The technology actually incorporates copper and carbon thinly arranged into nanospikes on a silicon surface. These spikes taper down to a point only a few atoms thick. When a electric current is applied the electric field is concentrated right on the tip of these nanospikes. These microspikes allow scientist to generate a much higher electric field then would be possible from a normal flat catalyst. This means that not only does this process not require rare-earth minerals, but it is also highly efficient, it can work at room temperature, and it can be turned on and off at will quickly.
One of the major problems that has faced Green Energy is that things like wind turbines and solar panels don't always produce a constant flow of electricity. In Germany for example, when the sky suddenly clears, it can cause surges in the grid of up to 30000 Megawatts which overloads the grids in neighboring countries, like Poland. It also forces German citizens to pay foreign nations like France and the Czech Republic to take their surplus energy. Yet that is only during warmer months, during the winter time Germany's solar panels produce only 3% of their capacity, to no energy at all, especially when snow falls and covers the panels. This forces Germany to buy France's and the Czech Republic`s energy every winter and build dozens of new coal powered power plants.

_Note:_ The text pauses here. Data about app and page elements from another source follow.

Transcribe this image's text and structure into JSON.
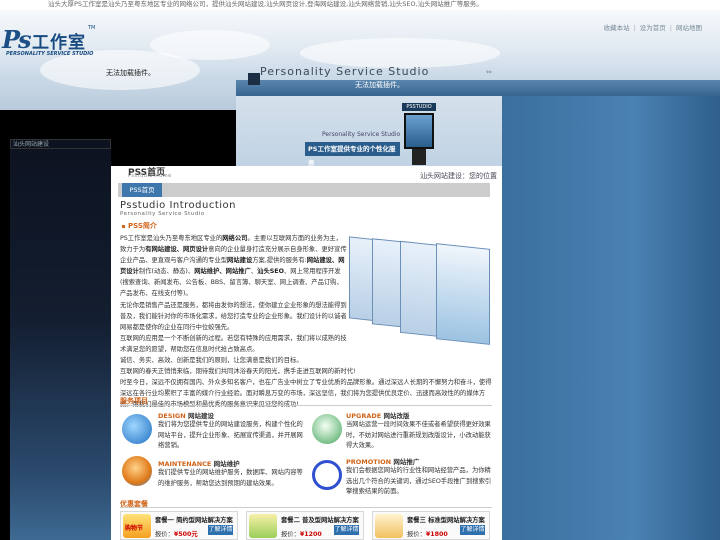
{
  "top_line": "汕头大厚PS工作室是汕头乃至粤东地区专业的网络公司，提供汕头网站建设,汕头网页设计,登海网站建设,汕头网络营销,汕头SEO,汕头网站推广等服务。",
  "top_links": [
    "收藏本站",
    "设为首页",
    "网站地图"
  ],
  "logo": {
    "ps": "Ps",
    "cn": "工作室",
    "tm": "TM",
    "sub": "PERSONALITY SERVICE STUDIO"
  },
  "banner": {
    "plugin_msg_1": "无法加载插件。",
    "studio_title": "Personality Service Studio",
    "plugin_msg_2": "无法加载插件。",
    "arrow": "⇔",
    "kiosk_label": "PSSTUDIO",
    "pss_label": "Personality Service Studio",
    "slogan": "PS工作室提供专业的个性化服务"
  },
  "left_image_alt": "汕头网站建设",
  "breadcrumb": {
    "title": "PSS首页",
    "subtitle": "Psstudio Home",
    "location": "汕头网站建设：您的位置"
  },
  "tab": "PSS首页",
  "intro": {
    "title": "Psstudio Introduction",
    "subtitle": "Personality Service Studio",
    "heading": "PSS简介",
    "p1_a": "PS工作室是汕头乃至粤东地区专业的",
    "p1_b": "网络公司",
    "p1_c": "。主要以互联网方面的业务为主，致力于为",
    "p1_d": "有网站建设、网页设计",
    "p1_e": "意向的企业量身打造充分展示自身形象、更好宣传企业产品、更直观与客户沟通的专业型",
    "p1_f": "网站建设",
    "p1_g": "方案,提供的服务有:",
    "p1_h": "网站建设、网页设计",
    "p1_i": "制作(动态、静态)、",
    "p1_j": "网站维护、网站推广",
    "p1_k": "、",
    "p1_l": "汕头SEO",
    "p1_m": "、网上常用程序开发(搜索查询、新闻发布、公告板、BBS、留言簿、聊天室、网上调查、产品订购、产品发布、在线支付等)。",
    "p1_n": "无论你是销售产品还是服务，都将由发你的想法，使你建立企业形象的想法能得到普及，我们能针对你的市场化需求，给您打造专业的企业形象。我们设计的以诚者网易都是使你的企业在同行中位蛟强先。",
    "p1_o": "互联网的应用是一个不断创新的过程。若您有特殊的应用需求，我们将以成熟的技术满足您的愿望，帮助您在信息时代抢占致高点。",
    "p2_a": "诚信、务实、高效、创新是我们的原则，让您满意是我们的目标。",
    "p2_b": "互联网的春天正悄悄来临，期待我们共同沐浴春天的阳光，携手走进互联网的新时代!",
    "p2_c": "时至今日，深远不仅拥有国内、外众多知名客户，也在广告业中树立了专业优质的品牌形象。通过深远人长期的不懈努力和奋斗，使得深远在各行业均累积了丰富的媒介行业经验。面对瞬息万变的市场，深远坚信，我们将为您提供优良定价、迅速而高效性的的媒体方案。用我们最佳的市场模型和最优秀的服务意识来见证您的成功!"
  },
  "services": {
    "heading": "服务项目",
    "items": [
      {
        "en": "DESIGN",
        "cn": "网站建设",
        "desc": "我们将为您提供专业的网站建设服务，构建个性化的网站平台，提升企业形象、拓展宣传渠道，并开展网络营销。"
      },
      {
        "en": "UPGRADE",
        "cn": "网站改版",
        "desc": "当网站运营一段时间效果不佳或者希望获得更好效果时，不妨对网站进行重新规划改版设计，小改动能获得大效果。"
      },
      {
        "en": "MAINTENANCE",
        "cn": "网站维护",
        "desc": "我们提供专业的网站维护服务，数据库、网站内容等的维护服务，帮助您达到预期的建站效果。"
      },
      {
        "en": "PROMOTION",
        "cn": "网站推广",
        "desc": "我们会根据您网站的行业性和网站经营产品，为你精选出几个符合的关键词，通过SEO手段推广到搜索引擎搜索结果的前面。"
      }
    ]
  },
  "packages": {
    "heading": "优惠套餐",
    "items": [
      {
        "title": "套餐一 简约型网站解决方案",
        "price_label": "报价：",
        "price": "¥500元",
        "button": "了解详情",
        "img_text": "购物节"
      },
      {
        "title": "套餐二 普及型网站解决方案",
        "price_label": "报价：",
        "price": "¥1200",
        "button": "了解详情",
        "img_text": ""
      },
      {
        "title": "套餐三 标准型网站解决方案",
        "price_label": "报价：",
        "price": "¥1800",
        "button": "了解详情",
        "img_text": ""
      }
    ]
  },
  "colors": {
    "accent_orange": "#d0641a",
    "nav_blue": "#3e77ab",
    "button_blue": "#2e6fad",
    "price_red": "#cc0000"
  }
}
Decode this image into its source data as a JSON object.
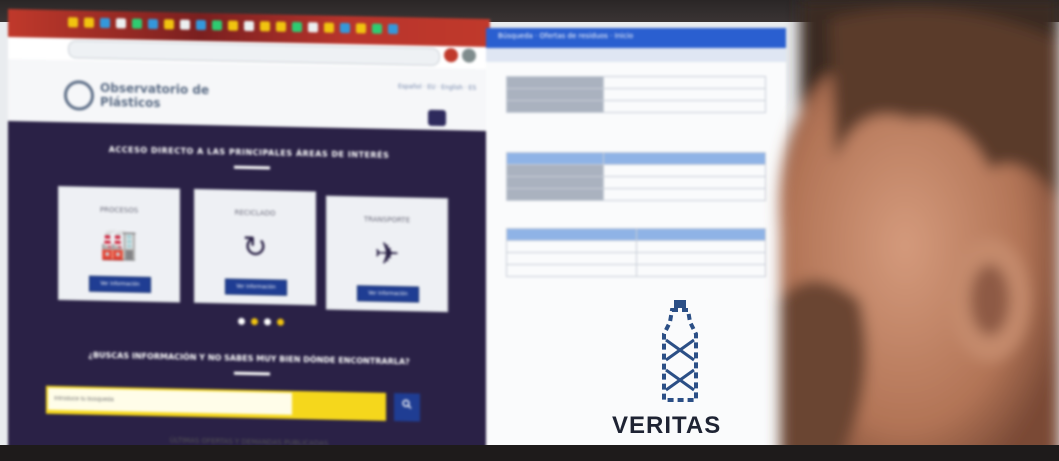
{
  "left_site": {
    "logo_text": "Observatorio de Plásticos",
    "lang_links": "Español · EU · English · ES",
    "hero_title": "ACCESO DIRECTO A LAS PRINCIPALES ÁREAS DE INTERÉS",
    "cards": [
      {
        "title": "PROCESOS",
        "icon": "factory-icon",
        "glyph": "🏭",
        "button": "Ver información"
      },
      {
        "title": "RECICLADO",
        "icon": "recycle-icon",
        "glyph": "↻",
        "button": "Ver información"
      },
      {
        "title": "TRANSPORTE",
        "icon": "airplane-icon",
        "glyph": "✈",
        "button": "Ver información"
      }
    ],
    "question": "¿BUSCAS INFORMACIÓN Y NO SABES MUY BIEN DÓNDE ENCONTRARLA?",
    "search_placeholder": "Introduce tu búsqueda",
    "search_button_icon": "search-icon",
    "footer_title": "ÚLTIMAS OFERTAS Y DEMANDAS PUBLICADAS"
  },
  "right_app": {
    "title_bar": "Búsqueda · Ofertas de residuos · Inicio",
    "veritas_label": "VERITAS"
  },
  "colors": {
    "hero_bg": "#2a2146",
    "accent_yellow": "#f5d71c",
    "button_blue": "#1f3d93",
    "browser_red": "#c0392b"
  }
}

The story is the same with Denmark who depends on Swedish Nuclear energy and Norway's excess hydroelectric power. This has led the two countries to pay the highest prices for electricity in the developed world. So high in fact that Philipp Rösler, Germany’s minister of economics and technology, called the spiraling solar costs a major “threat to the economy.” This is because only coal, nuclear, and hydraulic power plants are able to turn on and off quick enough to react to the fluctuations in the power grid from solar and wind power generators. Yet this new technology, once refined, could lead to a better, cleaner and cheaper alternative for some of these types of problems. Other problems like solar and wind's need for rare earth mineral mining which has caused lakes of sulfuric acid, slave trades, organized crime, and the poisoning of entire villages over in Asia will still need to be addressed though.
Yet this is a great first step in the direction of finding cleaner fuels. "A process like this would allow you to consume extra electricity when it's available to make and store as ethanol," said Adam Rondinone, one of the researchers responsible for the discovery. "This could help to balance a grid supplied by intermittent renewable sources." Right now this catalyst is only capable of producing a yield of around 63%-65% on average, with a max yield of 70%. Although that is far better than the single digit yields of the previous methods of turning CO2 to ethanol, the system will still need to be refined and made more efficient before it's put to its intended purpose. Yet this still stands as an important breakthrough as only a few months ago nobody even thought it was possible to do this with these kind of results.